Fire Banner

Thursday, November 12, 2009

Trial by Fire - comment on Willingham's trial

by Hans-Werner Wabnitz

The Willingham's trial story recounts a horrific tragedy. The story of a Texas State assassination. The failure of the legal system in a criminal arson case, where the “players” were induced into false intellectual security by self-content, even arrogant, arson investigators.

The case highlights several issues:

The necessity to have smoke detectors in every home / office, and the risk of using any open heat source (heater, stove).

The necessity that experts - here arson investigators - consider state-of-the-art scientific knowledge, as opposed to mere reliance on experience and folklore. Beware of hubris!

The problem that courts are being taken hostage by technical expert-witnesses (here a criminal court, but valid also for civil cases)

The failing of supposedly “fool-proof” legal institutions (not only in the US!) intended to guarantee “fair trial” and avoid the miscarriage of justice, because of human complacency.

The importance of well trained, smart, dedicated and resourceful lawyers, questioning “the obvious” and the assumptions underlying principal arguments - as well as finding a competent expert.

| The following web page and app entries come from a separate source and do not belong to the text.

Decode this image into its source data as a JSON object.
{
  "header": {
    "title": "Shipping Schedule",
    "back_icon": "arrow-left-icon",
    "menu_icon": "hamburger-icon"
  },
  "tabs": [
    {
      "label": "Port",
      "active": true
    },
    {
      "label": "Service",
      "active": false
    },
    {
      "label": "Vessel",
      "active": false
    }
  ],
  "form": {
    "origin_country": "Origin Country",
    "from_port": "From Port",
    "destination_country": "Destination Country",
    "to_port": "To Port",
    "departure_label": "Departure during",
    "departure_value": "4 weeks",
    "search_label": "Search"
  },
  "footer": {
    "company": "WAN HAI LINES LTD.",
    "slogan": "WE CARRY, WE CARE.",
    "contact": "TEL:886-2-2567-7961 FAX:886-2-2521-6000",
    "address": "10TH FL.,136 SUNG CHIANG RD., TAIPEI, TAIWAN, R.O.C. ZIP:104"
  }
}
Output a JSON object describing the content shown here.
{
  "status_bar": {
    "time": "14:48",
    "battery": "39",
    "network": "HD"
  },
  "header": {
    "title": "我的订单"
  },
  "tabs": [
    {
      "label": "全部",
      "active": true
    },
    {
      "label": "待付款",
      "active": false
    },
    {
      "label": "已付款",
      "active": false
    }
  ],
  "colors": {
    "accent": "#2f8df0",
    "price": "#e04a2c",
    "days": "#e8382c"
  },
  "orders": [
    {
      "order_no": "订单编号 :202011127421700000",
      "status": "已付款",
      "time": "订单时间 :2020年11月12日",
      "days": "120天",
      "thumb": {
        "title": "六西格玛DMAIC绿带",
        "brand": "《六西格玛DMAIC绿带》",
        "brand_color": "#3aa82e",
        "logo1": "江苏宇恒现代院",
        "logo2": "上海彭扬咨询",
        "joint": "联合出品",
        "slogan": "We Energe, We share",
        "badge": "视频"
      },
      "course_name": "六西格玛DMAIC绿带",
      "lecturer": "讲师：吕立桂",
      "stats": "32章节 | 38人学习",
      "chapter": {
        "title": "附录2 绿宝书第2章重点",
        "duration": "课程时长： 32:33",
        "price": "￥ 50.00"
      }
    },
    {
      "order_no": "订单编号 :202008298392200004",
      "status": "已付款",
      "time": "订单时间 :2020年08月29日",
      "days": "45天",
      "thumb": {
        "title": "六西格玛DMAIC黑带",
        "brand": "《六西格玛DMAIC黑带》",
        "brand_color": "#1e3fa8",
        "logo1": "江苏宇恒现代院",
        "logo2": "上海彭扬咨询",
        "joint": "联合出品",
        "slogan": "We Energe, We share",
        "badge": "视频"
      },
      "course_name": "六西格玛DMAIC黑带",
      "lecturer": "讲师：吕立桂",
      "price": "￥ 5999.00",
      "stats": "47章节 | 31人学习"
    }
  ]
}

In the case a father of three young children who burned to death in a house-fire received the death penalty because arson investigators testified that the fire “must have been set by a liquid fire accelerator”. Later on a serious expert, having studied the evidence, concluded that this accusation was bogus and none of the “convincing evidence” held up to scrutiny.

This case may become the first documented capital punishment case in Texas (with shock-waves throughout the other US states still clinging to capital punishment) where a factually and legally innocent person has been put to death. Hopefully it will give the opposition to capital punishment enough ammunition to win their case.

The case highlights the risk of, and pitfalls caused by intellectual arrogance, even hubris, of the technical expert (arson investigator), and the serious damage it can cause. Here they were practitioners, but the same hubris aflicts professionals from academia as well - see the sure-footedness of economists explaining the markets over the last years. Engineers, relying on the “laws of nature”, as like to justify their findings, must be aware that this is not as simple as it sounds, and that the deduction of cause and effect always involves human logic, which may be fallible let alone being misguided by religious beliefs, such as advocating “intelligent design”). Lawyers face the same challenge, as they may easily misjudge the applicability of a rule to given facts.

All are prone to lack of rigor, to intellectual lethargy and reliance on the maxim: “that’s how we always did it”, instead of questioning the obvious, checking assumptions.

But the case also demonstrates the power, benefits and striking result of rigorous scientific research, relying on measured experiments and careful analysis. This approach freed another inmate from death row in a very similar arson case. Unfortunately it came too late for the accused in question here.

Hans-Werner Wabnitz
Dr. Jur. (Freiburg) LL.M. (Tulane. NO La)
HW at

No comments: